Preparing for his new job, Batista says the combined 11 pages of the Providence Police-Community Relations Act (PCPRA) and the PERA ordinance are gospel. “I want to memorize those things,” he told me. He wants to stay “in the strong position where I’m doing things that are supported by law.”
That law has drawn the ire of the police union. "The FOP makes no secret in its opposition to the PCPRA," said Providence Fraternal Order of Police President Michael Imondi at a presentation to the PERA board last October, before Batista was hired. "There is no need for additional rules, regulations, or outside oversight,” he added, characterizing community experiences of police harassment or violence as not based in fact, before finally affirming the legal backing of PERA and acknowledging that officers will cooperate with the board. (The Fraternal Order of Police did not respond to a request for comment on this story sent to their Facebook page and a message left at their publicly listed phone number. They have issued no public statements on Batista’s hiring.)

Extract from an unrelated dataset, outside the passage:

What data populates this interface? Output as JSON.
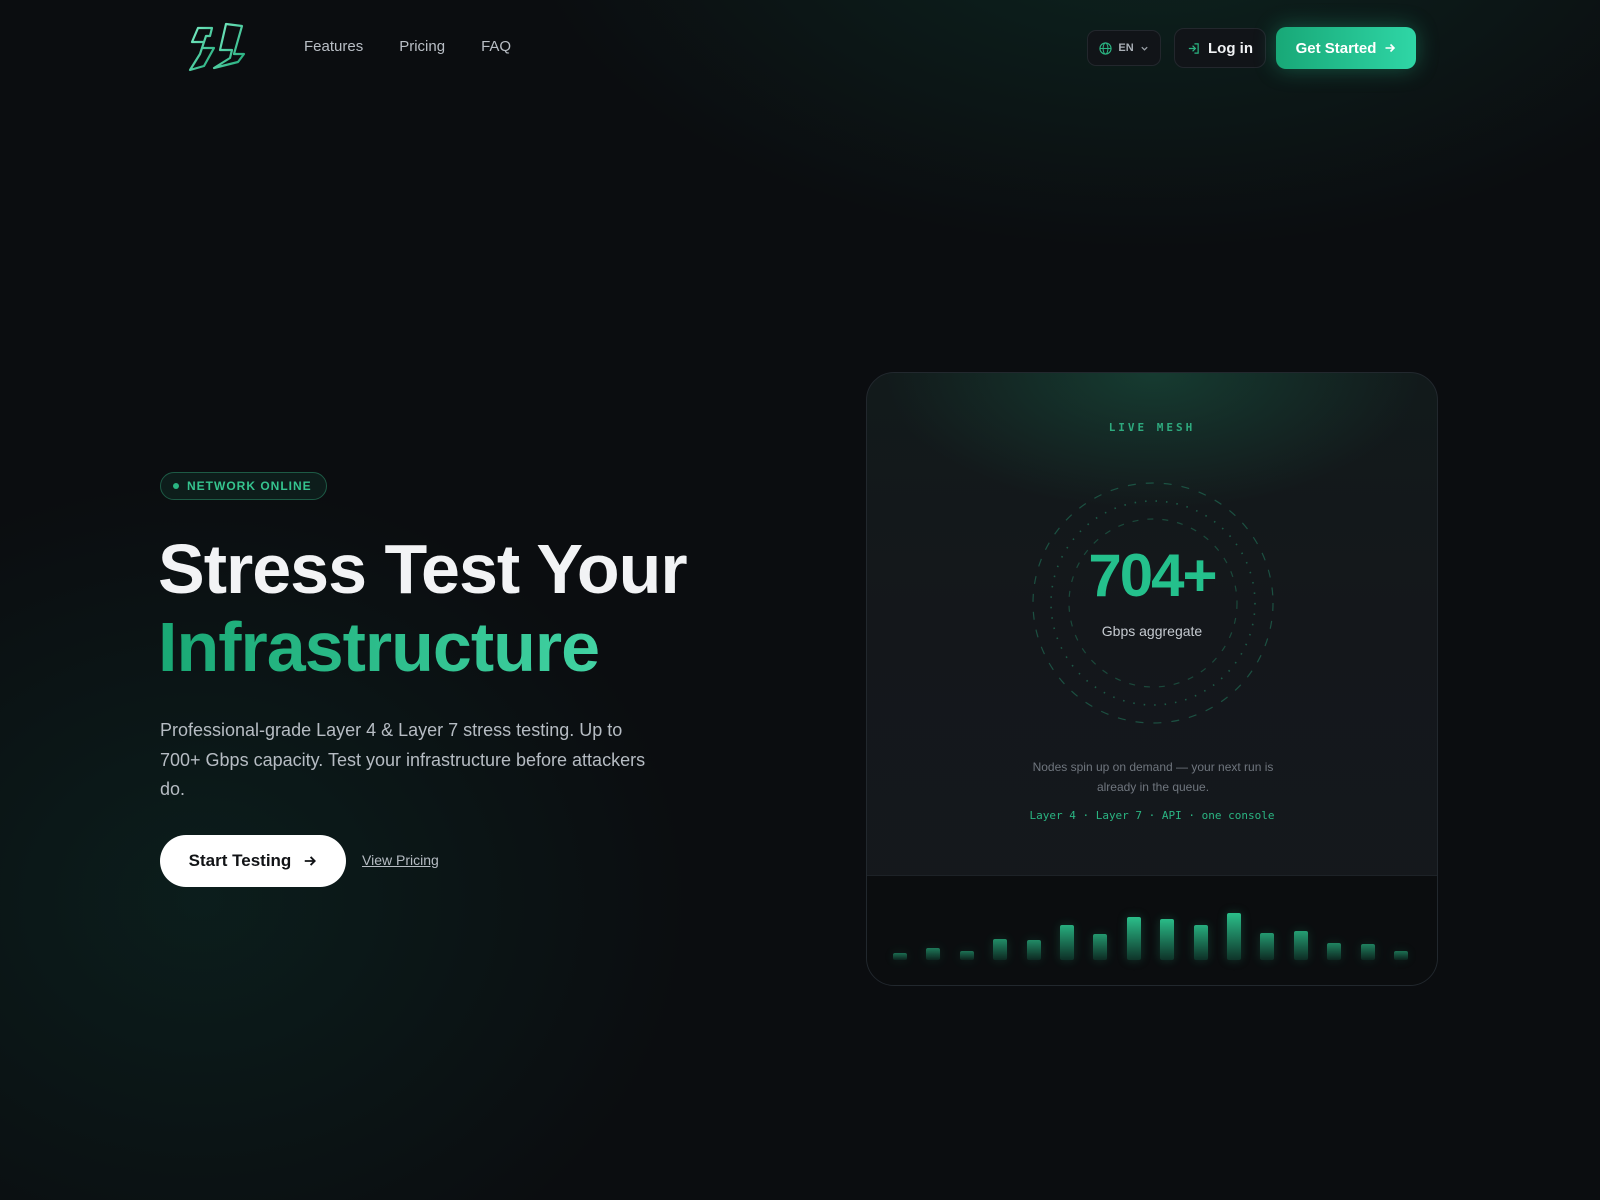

For Batista, maintaining PERA’s legitimacy means focusing only on three charges outlined in the ordinance: community outreach, accepting and investigating complaints, and reviewing police policy.
He officially assumed his post on March 1, but weeks before his schedule was already filled with meetings with PERA board members, city councilors, public safety officials, and activists. “I don’t think it’s rocket science. People just want to be heard.”

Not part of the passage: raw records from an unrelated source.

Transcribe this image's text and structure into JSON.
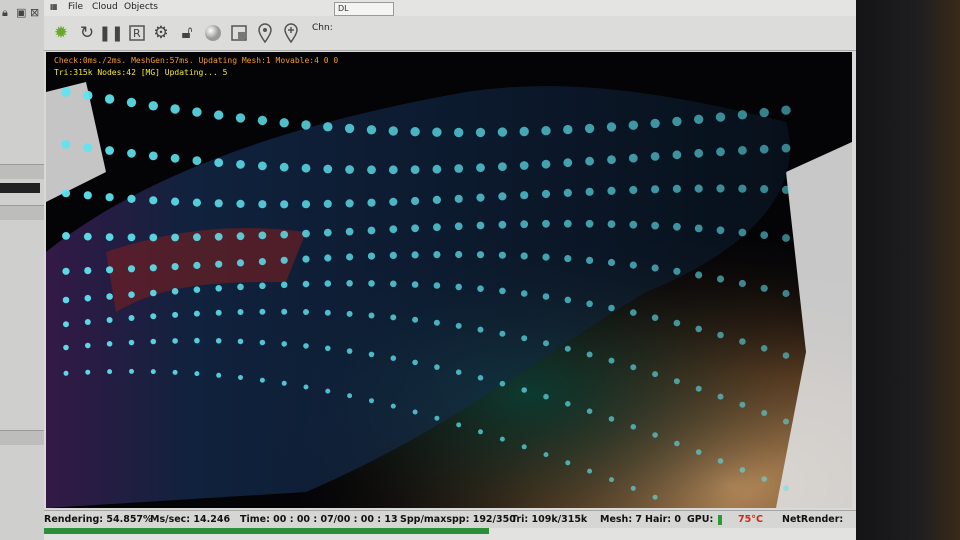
{
  "menu": {
    "file": "File",
    "cloud": "Cloud",
    "objects": "Objects"
  },
  "toolbar": {
    "icons": [
      "sun-icon",
      "refresh-icon",
      "pause-icon",
      "render-r-icon",
      "gear-icon",
      "lock-icon",
      "sphere-icon",
      "region-icon",
      "pin-icon",
      "pin-settings-icon"
    ],
    "channel_label": "Chn:",
    "channel_value": "DL"
  },
  "hud": {
    "line1": "Check:0ms./2ms. MeshGen:57ms. Updating Mesh:1 Movable:4  0 0",
    "line2": "Tri:315k Nodes:42 [MG] Updating...   5"
  },
  "status": {
    "rendering": "Rendering: 54.857%",
    "mssec": "Ms/sec: 14.246",
    "time": "Time: 00 : 00 : 07/00 : 00 : 13",
    "spp": "Spp/maxspp: 192/350",
    "tri": "Tri: 109k/315k",
    "mesh": "Mesh: 7",
    "hair": "Hair: 0",
    "gpu": "GPU:",
    "temp": "75°C",
    "net": "NetRender:"
  },
  "progress": {
    "value": 0.54857
  },
  "colors": {
    "hud_orange": "#f29a2a",
    "hud_yellow": "#f2ea3a",
    "temp_red": "#cc2a1a",
    "dots": "#5fe4f0"
  }
}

Providence Public Safety Commissioner Steven Paré told the Indy that he and Chief Clements have met with Batista. “We vowed to a build a working collaboration for our mutual goals: transparency and accountability,” he said.

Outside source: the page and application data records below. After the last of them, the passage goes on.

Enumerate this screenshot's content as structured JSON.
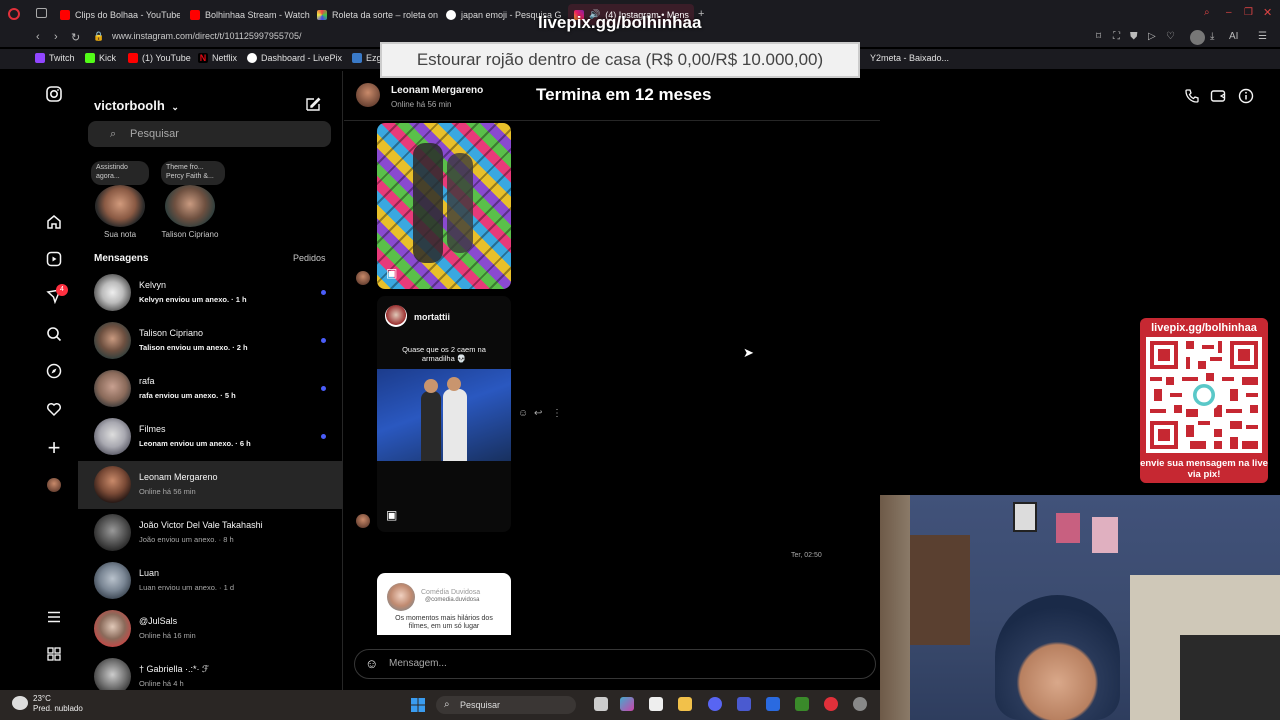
{
  "browser": {
    "tabs": [
      {
        "label": "Clips do Bolhaa - YouTube"
      },
      {
        "label": "Bolhinhaa Stream - Watch"
      },
      {
        "label": "Roleta da sorte – roleta on"
      },
      {
        "label": "japan emoji - Pesquisa G"
      },
      {
        "label": "(4) Instagram • Mens"
      }
    ],
    "url": "www.instagram.com/direct/t/101125997955705/",
    "bookmarks": [
      {
        "label": "Twitch"
      },
      {
        "label": "Kick"
      },
      {
        "label": "(1) YouTube"
      },
      {
        "label": "Netflix"
      },
      {
        "label": "Dashboard - LivePix"
      },
      {
        "label": "Ezgi"
      },
      {
        "label": "Y2meta - Baixado..."
      }
    ],
    "extension_label": "AI"
  },
  "overlay": {
    "livepix_url": "livepix.gg/bolhinhaa",
    "alert_text": "Estourar rojão dentro de casa (R$ 0,00/R$ 10.000,00)",
    "countdown": "Termina em 12 meses",
    "qr_top": "livepix.gg/bolhinhaa",
    "qr_bottom": "envie sua mensagem na live via pix!"
  },
  "instagram": {
    "leftnav": {
      "notification_count": "4"
    },
    "inbox": {
      "username": "victorboolh",
      "search_placeholder": "Pesquisar",
      "notes": [
        {
          "bubble": "Assistindo agora...",
          "caption": "Sua nota"
        },
        {
          "bubble": "Theme fro... Percy Faith &...",
          "caption": "Talison Cipriano"
        }
      ],
      "messages_label": "Mensagens",
      "requests_label": "Pedidos",
      "conversations": [
        {
          "name": "Kelvyn",
          "preview": "Kelvyn enviou um anexo. · 1 h",
          "unread": true
        },
        {
          "name": "Talison Cipriano",
          "preview": "Talison enviou um anexo. · 2 h",
          "unread": true
        },
        {
          "name": "rafa",
          "preview": "rafa enviou um anexo. · 5 h",
          "unread": true
        },
        {
          "name": "Filmes",
          "preview": "Leonam enviou um anexo. · 6 h",
          "unread": true
        },
        {
          "name": "Leonam Mergareno",
          "preview": "Online há 56 min",
          "unread": false
        },
        {
          "name": "João Victor Del Vale Takahashi",
          "preview": "João enviou um anexo. · 8 h",
          "unread": false
        },
        {
          "name": "Luan",
          "preview": "Luan enviou um anexo. · 1 d",
          "unread": false
        },
        {
          "name": "@JulSals",
          "preview": "Online há 16 min",
          "unread": false
        },
        {
          "name": "† Gabriella ·.:*· ℱ",
          "preview": "Online há 4 h",
          "unread": false
        }
      ]
    },
    "thread": {
      "peer_name": "Leonam Mergareno",
      "peer_status": "Online há 56 min",
      "post_author": "mortattii",
      "post_caption": "Quase que os 2 caem na armadilha 💀",
      "timestamp": "Ter, 02:50",
      "preview_name": "Comédia Duvidosa",
      "preview_handle": "@comedia.duvidosa",
      "preview_text": "Os momentos mais hilários dos filmes, em um só lugar",
      "input_placeholder": "Mensagem..."
    }
  },
  "taskbar": {
    "temperature": "23°C",
    "weather": "Pred. nublado",
    "search_label": "Pesquisar"
  }
}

Batista is clear that his role is to be independent and impartial. He will establish what is essentially a courtroom (although PERA’s rulings are only recommendations for discipline to the police department and carry no legal weight).
It’s clear Batista is reading voraciously—he describes himself as an introvert who would prefer to have the whole day inside to read and write. He cares about the research, like a study that prompted Las Vegas to change police policy to restrict officers in foot chases from actually touching pursued suspects until their partner arrives, and the numbers, like the resulting 10 percent reduction in use of force.
But those who know him well are worried. “It’s the difficulty of the position, especially in these times, with policing all over the country experiencing and causing a lot of community pushback,” said McDonnell, his professor and mentor.
I ask Batista about the possibility of facing the same kind of pushback from the police as the original PERA board. “I don’t think it has to be as adversarial,” he says, “Regulation exists everywhere. The FEC regulates the banks. The FDA regulates drugs. So it exists. The question is how are we going to do it.” Batista has committed himself to a meticulous process in answering that question, but said he will begin with the basics: creating a website and phone number for PERA, and establishing operating rules for the body.
Paré, on behalf of the police department, said he was committed to developing a good relationship with Batista, "We think we can get to where the board and Mr. Batista can perform their function under the law."
Last year, before PERA was even on Batista’s radar, he considered running for attorney general of Rhode Island, to challenge the favorite for the position, Peter Neronha, from the left. Inspired by progressive prosecutors like Philadelphia’s Larry Krasner, Batista dreamed of big changes. He rattled them off to me: abolishing cash bail, stopping marijuana prosecution, eliminating money bail altogther for low-level offenses. He spoke of the structural inequities of the courts he has worked in for three years.
But he was a political outsider, worried about giving up his private practice, and decided against the run in the end. “Lo and behold, I think it was the right thing to do,” he said. “But I got to tell you that fire is still there.” The success of PERA depends on it.
LUCAS SMOLCIC LARSON B'19 believes in Batista.